#### Data to examine:
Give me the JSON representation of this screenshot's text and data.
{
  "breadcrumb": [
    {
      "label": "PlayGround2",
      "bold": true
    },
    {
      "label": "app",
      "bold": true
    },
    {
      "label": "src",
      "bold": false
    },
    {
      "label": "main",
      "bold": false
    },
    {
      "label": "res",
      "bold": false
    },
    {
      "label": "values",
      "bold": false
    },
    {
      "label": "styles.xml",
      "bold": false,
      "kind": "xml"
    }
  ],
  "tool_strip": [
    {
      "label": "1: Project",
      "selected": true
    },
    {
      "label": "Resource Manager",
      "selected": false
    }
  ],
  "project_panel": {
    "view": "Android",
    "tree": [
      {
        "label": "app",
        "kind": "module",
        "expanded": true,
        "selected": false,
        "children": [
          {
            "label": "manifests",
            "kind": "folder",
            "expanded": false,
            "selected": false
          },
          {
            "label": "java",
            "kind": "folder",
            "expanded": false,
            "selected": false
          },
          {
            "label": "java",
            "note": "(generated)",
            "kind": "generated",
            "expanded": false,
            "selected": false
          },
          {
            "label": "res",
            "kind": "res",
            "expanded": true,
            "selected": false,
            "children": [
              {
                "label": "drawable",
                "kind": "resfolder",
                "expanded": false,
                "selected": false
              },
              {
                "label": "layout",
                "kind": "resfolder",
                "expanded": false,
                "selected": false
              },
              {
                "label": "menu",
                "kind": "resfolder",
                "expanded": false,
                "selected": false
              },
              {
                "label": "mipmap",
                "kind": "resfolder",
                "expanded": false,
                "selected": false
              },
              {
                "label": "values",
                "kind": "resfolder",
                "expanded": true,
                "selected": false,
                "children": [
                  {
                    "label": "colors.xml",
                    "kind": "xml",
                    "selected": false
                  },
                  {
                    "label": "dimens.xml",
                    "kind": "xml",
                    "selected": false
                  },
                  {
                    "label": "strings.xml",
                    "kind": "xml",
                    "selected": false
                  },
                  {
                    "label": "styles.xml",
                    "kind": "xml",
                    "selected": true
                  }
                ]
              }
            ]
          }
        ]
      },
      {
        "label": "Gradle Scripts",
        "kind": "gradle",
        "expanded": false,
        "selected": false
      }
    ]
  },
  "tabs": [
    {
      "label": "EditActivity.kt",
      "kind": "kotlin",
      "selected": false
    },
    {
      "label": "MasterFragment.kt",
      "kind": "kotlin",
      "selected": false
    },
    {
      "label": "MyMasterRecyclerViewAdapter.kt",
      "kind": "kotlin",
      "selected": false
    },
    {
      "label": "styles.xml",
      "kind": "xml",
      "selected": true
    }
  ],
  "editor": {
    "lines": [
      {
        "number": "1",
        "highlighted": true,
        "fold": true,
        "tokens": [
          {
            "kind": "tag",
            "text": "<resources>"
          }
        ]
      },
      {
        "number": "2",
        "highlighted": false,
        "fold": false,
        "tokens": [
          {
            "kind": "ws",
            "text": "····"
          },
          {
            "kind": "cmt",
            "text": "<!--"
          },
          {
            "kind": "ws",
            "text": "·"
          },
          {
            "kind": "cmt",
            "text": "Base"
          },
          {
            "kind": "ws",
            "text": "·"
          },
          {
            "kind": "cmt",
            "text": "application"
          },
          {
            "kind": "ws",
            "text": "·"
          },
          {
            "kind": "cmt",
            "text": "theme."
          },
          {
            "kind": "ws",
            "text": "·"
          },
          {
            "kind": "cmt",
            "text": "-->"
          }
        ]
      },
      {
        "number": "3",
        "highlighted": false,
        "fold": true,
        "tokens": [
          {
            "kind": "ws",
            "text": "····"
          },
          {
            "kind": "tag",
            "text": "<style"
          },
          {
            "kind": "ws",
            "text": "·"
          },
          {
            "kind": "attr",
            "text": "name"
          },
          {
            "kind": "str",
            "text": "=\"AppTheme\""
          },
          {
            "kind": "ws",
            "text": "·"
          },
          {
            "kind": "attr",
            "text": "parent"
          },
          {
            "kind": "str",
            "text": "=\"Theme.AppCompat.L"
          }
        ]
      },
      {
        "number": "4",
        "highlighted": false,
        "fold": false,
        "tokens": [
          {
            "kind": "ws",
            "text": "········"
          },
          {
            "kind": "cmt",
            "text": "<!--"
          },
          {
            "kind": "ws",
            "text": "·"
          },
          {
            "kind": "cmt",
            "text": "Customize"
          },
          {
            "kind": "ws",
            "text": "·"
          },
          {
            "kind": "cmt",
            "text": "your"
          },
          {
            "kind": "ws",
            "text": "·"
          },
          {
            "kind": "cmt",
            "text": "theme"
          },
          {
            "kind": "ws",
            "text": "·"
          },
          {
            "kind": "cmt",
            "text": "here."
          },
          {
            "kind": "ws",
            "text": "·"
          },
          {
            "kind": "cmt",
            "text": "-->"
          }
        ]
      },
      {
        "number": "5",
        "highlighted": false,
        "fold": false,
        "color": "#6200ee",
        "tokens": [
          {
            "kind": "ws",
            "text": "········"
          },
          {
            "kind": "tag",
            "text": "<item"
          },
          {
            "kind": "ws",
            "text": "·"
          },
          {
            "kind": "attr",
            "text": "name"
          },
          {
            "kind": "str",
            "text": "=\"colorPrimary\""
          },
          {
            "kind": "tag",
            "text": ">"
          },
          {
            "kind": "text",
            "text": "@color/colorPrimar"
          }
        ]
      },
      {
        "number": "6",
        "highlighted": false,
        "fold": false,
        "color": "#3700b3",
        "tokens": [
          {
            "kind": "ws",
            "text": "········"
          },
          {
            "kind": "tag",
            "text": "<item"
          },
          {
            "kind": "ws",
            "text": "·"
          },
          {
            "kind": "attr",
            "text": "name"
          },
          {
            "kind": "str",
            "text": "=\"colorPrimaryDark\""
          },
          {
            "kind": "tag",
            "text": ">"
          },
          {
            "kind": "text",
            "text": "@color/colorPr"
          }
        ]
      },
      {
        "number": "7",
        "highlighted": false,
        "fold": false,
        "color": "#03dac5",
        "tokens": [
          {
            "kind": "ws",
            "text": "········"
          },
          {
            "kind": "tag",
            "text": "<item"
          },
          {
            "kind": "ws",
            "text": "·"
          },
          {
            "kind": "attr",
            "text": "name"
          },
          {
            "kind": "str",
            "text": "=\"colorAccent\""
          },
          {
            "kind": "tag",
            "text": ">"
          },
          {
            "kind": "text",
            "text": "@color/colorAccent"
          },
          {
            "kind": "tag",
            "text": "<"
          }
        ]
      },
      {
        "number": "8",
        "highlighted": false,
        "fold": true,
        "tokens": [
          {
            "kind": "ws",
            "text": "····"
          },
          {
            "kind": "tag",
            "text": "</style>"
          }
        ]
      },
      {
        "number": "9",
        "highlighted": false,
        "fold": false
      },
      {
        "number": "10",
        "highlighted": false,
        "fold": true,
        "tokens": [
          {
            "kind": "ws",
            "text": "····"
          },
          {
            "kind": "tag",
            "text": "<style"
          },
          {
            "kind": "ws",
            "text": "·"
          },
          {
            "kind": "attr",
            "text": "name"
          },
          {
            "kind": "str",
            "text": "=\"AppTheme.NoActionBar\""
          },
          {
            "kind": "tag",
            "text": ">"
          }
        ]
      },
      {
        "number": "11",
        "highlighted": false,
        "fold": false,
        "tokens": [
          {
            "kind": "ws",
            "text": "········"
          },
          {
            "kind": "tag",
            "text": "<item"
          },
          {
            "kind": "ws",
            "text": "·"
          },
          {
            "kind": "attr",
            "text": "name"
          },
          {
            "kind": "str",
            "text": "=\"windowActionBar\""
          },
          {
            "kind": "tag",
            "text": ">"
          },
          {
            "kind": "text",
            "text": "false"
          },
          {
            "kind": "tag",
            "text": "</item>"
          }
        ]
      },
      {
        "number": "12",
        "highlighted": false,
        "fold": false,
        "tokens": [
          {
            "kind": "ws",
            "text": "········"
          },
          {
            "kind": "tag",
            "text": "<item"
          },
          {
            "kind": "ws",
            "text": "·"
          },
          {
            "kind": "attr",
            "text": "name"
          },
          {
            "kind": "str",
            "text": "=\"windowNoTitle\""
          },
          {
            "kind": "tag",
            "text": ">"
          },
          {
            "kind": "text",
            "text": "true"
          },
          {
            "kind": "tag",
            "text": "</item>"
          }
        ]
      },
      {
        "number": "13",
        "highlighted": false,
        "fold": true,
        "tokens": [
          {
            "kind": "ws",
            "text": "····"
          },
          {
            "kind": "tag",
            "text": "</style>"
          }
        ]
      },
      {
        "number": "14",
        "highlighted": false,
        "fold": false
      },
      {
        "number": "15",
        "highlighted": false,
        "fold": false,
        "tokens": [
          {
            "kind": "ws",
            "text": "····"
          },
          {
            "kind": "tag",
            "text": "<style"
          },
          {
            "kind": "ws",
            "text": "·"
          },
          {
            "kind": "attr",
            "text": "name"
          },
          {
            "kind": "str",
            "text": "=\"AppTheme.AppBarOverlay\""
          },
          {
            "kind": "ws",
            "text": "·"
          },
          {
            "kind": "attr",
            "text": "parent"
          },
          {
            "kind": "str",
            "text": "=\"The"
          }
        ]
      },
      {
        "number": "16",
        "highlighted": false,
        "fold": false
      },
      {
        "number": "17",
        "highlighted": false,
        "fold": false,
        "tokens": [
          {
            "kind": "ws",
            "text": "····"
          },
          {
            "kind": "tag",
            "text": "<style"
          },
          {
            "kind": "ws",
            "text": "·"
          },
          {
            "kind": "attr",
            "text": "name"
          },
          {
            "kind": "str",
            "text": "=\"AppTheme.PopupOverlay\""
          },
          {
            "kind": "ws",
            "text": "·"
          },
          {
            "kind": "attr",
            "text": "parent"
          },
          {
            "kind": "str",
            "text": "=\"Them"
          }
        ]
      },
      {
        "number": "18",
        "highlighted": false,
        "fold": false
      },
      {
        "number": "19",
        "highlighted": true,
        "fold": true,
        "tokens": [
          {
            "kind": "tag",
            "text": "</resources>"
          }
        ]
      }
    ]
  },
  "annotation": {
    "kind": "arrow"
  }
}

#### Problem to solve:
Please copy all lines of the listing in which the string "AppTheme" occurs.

#### Solution to the problem:
            "text": "=\"AppTheme\""
            "text": "=\"AppTheme.NoActionBar\""
            "text": "=\"AppTheme.AppBarOverlay\""
            "text": "=\"AppTheme.PopupOverlay\""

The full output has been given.